I enjoyed this article and video. My lower back is something that’s always bothered me and had no idea it could be linked to my rib cage! I also like how the video shows seated movements with the yoga tune up balls, definitely an easier alternative to the floor when you are on the go.

Nan Huson

With as much attention as I’ve given my low back, after I had an extruded L5/S1 disc at the end of 2009, from an acute and then chronic back protocol, to minimizing back bends in yoga, I really hadn’t attended to my ribs at all. They tend to jut out, and when I do Pilates and am given the cue to ‘put on my vest’ it’s always the hardest thing for me to do, and to remember later. This could be the missing piece of the puzzle.

Laurie Streff Kostman

I enjoyed this article and the reminder that the rib cage is an important part of spinal flexibility as they are indeed connected to the spine! I also can relate to the visual of seeing hips exaggerate their ‘swagger’ on a person as they compensate for a tight torso and/or back discomfort. Hip compensation is extremely common, from those who sit all day to the very active athlete. I love this example of Jill unwinding her ribs in this ‘how-to’ video especially because it can be done sitting in a chair which makes is a very accessible dynamic pose to… Read more »

Jessica Sleiman

So happy to have found this article, as I experience regular lower back pain, but never thought to address the problem by working on the ribs. This makes me think of other areas of pain that I can tackle in different ways, such as working on my shoulders and back to help reduce some of the tension in my neck. We also tend to forget to follow the correct breathing techniques sometimes, which is a crucial part of healing during stretches. This was a great reminder of how important it is breathe properly while stretching.


I’ve always focused on my low back and not so much on my thoracic and definitely not my rib cage. In the first YTU class I attended we used the balls to massage and free the muscles in this area, I felt amazing! It brought a sense of lightness and air into my body and I felt more in alignment. It makes sense that it would align and free the rest of the spine. If one area is tight another segment will bear the burden.


I see people who seem frozen in that area all the time. It’s especially visible when they’re walking. Thank you for another way of relieving that.
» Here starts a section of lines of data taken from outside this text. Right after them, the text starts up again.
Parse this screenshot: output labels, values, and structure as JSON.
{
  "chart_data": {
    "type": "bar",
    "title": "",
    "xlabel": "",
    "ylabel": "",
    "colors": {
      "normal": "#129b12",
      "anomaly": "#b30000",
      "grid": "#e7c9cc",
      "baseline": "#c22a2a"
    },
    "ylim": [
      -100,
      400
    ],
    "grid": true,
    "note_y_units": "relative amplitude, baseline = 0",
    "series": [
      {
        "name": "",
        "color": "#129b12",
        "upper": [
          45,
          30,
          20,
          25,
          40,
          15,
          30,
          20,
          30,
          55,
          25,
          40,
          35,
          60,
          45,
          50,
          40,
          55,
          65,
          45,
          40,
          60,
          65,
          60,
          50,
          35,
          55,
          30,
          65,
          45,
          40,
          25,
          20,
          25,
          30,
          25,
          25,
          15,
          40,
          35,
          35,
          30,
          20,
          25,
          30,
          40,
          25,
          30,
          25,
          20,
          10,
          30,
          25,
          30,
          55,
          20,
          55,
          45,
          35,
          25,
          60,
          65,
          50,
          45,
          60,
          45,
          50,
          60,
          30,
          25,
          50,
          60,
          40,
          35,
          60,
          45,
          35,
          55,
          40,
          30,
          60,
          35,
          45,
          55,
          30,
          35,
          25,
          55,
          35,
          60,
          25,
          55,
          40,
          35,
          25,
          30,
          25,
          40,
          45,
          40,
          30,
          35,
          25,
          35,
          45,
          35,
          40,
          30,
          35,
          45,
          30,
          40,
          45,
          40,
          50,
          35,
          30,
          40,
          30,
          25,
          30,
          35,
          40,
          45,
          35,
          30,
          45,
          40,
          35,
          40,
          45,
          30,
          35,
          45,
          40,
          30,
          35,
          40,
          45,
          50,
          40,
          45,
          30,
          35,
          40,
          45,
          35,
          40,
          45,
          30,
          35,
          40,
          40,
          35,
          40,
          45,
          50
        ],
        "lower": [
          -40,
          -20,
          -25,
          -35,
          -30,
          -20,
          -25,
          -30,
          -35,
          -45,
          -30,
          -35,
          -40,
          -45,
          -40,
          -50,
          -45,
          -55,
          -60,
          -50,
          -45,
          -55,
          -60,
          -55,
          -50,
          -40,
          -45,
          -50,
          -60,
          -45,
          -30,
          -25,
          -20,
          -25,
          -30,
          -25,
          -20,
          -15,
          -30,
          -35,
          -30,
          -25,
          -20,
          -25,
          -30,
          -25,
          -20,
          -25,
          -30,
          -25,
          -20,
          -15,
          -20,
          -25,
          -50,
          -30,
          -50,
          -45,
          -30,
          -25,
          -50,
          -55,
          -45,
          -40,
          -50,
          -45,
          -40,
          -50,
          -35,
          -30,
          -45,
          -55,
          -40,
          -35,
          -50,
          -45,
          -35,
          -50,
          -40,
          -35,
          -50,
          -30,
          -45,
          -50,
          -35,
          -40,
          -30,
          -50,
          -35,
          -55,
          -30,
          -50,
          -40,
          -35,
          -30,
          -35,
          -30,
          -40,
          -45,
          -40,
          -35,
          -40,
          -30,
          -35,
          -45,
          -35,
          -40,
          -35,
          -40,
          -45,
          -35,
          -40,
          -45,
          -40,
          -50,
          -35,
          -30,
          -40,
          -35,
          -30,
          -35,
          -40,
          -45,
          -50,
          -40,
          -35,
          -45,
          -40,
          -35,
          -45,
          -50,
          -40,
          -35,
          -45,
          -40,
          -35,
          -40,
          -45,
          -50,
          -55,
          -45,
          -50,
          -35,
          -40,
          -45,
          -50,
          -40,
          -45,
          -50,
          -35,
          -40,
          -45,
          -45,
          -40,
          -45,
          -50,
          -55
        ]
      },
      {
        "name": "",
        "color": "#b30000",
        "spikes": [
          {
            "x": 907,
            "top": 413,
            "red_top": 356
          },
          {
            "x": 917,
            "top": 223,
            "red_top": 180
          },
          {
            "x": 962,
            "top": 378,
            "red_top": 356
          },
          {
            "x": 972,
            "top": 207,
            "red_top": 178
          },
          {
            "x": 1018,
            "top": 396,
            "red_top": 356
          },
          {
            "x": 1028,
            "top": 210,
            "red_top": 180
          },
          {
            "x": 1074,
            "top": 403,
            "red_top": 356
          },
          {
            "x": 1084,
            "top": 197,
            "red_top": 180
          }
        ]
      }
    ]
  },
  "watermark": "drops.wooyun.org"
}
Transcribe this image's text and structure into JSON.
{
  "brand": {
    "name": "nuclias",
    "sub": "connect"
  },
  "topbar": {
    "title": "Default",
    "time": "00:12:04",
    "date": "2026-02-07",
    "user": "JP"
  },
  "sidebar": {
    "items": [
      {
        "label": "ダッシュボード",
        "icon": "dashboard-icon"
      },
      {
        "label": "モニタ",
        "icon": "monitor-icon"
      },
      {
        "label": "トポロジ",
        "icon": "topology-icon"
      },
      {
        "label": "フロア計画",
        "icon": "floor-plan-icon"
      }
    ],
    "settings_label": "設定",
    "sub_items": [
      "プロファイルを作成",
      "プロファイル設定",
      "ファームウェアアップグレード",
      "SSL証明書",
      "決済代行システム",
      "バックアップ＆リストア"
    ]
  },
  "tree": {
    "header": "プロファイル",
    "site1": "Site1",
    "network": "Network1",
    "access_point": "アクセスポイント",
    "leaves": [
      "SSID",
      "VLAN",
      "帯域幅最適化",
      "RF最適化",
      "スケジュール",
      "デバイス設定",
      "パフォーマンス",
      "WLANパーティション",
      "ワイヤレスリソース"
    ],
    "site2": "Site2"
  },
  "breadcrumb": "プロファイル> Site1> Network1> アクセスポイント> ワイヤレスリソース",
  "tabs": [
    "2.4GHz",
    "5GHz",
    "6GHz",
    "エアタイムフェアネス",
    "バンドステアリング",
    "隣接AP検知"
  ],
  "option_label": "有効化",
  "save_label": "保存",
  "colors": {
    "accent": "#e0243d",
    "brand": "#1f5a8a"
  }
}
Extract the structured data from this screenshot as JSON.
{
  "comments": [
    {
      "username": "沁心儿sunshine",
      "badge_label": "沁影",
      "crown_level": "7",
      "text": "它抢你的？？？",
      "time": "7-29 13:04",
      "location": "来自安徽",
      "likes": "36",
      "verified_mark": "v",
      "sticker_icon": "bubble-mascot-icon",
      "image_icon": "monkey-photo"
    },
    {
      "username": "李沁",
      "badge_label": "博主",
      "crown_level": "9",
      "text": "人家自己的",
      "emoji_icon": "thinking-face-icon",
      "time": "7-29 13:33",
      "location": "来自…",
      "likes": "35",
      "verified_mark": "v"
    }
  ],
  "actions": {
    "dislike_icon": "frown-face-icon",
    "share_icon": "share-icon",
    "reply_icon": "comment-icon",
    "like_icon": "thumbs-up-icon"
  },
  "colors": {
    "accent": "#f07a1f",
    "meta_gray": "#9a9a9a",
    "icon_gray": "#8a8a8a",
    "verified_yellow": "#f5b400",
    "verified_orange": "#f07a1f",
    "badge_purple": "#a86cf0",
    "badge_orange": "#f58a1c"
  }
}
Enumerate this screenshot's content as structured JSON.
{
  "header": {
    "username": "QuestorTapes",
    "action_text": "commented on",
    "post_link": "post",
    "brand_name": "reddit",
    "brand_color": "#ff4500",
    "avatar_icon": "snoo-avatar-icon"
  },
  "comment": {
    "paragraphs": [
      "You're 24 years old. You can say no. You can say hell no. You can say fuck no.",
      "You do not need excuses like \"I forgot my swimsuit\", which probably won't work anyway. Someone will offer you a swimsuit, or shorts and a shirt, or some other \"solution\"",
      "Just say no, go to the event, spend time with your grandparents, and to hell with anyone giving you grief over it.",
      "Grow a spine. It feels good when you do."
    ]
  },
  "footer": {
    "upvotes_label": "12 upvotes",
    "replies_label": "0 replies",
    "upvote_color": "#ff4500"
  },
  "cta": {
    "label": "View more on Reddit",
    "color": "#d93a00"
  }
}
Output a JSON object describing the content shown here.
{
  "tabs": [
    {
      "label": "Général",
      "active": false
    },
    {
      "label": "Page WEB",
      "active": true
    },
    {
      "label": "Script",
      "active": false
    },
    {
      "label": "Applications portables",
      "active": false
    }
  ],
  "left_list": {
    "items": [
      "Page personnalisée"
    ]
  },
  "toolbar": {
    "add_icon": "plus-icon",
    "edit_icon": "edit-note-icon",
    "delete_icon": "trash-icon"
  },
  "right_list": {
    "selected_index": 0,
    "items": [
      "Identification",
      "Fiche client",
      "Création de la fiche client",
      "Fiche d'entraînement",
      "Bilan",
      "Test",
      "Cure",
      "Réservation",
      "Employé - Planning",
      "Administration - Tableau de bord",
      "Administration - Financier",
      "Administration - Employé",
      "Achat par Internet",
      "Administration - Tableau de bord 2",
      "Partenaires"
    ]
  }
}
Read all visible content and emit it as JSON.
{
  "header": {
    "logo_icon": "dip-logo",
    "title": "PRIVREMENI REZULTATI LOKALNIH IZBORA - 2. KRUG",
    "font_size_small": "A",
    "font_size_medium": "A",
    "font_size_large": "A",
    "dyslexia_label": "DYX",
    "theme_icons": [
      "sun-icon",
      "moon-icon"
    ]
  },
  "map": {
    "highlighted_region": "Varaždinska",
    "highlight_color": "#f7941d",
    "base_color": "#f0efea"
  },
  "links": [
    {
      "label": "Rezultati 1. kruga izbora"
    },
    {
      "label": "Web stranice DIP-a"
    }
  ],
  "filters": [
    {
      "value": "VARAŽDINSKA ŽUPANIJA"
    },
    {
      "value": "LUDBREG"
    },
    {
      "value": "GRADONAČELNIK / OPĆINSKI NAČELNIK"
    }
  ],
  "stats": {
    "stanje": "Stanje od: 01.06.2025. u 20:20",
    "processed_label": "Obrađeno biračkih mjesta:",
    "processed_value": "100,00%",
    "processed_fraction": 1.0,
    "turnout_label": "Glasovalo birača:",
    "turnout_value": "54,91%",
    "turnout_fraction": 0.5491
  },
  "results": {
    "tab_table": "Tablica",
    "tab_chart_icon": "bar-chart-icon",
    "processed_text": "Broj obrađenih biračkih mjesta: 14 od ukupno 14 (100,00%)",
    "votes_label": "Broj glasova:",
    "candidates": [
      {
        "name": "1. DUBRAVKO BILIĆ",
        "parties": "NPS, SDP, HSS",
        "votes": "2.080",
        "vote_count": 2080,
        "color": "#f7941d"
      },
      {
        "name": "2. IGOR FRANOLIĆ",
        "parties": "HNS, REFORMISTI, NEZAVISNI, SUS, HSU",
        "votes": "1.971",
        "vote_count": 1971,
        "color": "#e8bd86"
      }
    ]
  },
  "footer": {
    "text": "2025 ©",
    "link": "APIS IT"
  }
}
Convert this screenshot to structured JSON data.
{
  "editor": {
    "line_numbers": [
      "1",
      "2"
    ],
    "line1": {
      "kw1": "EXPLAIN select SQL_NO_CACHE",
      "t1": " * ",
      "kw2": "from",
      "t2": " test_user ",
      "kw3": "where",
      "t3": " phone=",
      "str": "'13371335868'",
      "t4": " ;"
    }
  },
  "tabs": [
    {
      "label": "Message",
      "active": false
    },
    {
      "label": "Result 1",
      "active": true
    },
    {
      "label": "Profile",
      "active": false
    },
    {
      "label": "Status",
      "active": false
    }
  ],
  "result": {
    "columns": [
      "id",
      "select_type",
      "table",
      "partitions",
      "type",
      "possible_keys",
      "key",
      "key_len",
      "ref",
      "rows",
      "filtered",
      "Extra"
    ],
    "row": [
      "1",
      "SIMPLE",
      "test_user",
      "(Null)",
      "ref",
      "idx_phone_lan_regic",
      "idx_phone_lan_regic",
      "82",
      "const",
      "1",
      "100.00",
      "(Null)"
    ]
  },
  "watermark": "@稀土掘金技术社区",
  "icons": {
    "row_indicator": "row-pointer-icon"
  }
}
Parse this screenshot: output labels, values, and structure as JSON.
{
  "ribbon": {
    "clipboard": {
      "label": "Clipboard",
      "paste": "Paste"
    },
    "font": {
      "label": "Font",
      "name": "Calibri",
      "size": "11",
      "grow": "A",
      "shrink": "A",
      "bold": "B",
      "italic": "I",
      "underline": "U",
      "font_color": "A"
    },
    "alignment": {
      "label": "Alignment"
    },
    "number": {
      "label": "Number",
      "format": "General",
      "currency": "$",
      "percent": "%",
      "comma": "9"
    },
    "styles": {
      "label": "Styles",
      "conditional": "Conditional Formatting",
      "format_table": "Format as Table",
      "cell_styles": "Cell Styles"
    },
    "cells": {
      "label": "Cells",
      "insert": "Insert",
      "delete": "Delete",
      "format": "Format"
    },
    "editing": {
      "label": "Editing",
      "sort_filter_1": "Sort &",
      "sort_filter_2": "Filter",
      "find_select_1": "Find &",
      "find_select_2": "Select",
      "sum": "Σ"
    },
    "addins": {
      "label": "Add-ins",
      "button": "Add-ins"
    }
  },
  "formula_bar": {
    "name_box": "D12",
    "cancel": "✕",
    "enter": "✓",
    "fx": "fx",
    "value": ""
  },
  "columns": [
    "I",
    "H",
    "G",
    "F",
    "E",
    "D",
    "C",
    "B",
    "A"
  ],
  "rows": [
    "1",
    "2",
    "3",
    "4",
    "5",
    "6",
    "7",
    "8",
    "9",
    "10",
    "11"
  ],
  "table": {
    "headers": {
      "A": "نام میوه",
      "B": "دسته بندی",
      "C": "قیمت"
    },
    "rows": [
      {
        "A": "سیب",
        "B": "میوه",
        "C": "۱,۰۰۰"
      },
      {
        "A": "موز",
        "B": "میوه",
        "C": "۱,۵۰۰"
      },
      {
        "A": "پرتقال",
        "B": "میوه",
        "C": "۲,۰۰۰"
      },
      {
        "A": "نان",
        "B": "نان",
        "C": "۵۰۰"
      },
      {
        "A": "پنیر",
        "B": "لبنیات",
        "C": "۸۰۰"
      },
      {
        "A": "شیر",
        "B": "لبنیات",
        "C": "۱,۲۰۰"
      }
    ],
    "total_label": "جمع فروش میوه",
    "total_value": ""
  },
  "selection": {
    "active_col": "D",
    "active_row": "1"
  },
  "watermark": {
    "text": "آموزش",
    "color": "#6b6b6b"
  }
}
I liked the cue of, “squeeze your heart to your back”, very effective.


I love having discovered this relationship between the ribs and the spine. I am hyper-flexible in my lower back which creates stiffness for my upper back. After reading this post, I gave myself a proprioceptive massage of the lower ribs with the Tune Up balls and totally began to feel some of my upper back tightness melt away!


yes! i get this too (low pain that is ) which i think is due to thrusting my ribs forward. great article – its all connected


Another tool in the bag for all those poor disabled office workers and computer (hackers!?) that I know. The idea that this can be adapted for use in a chair is super!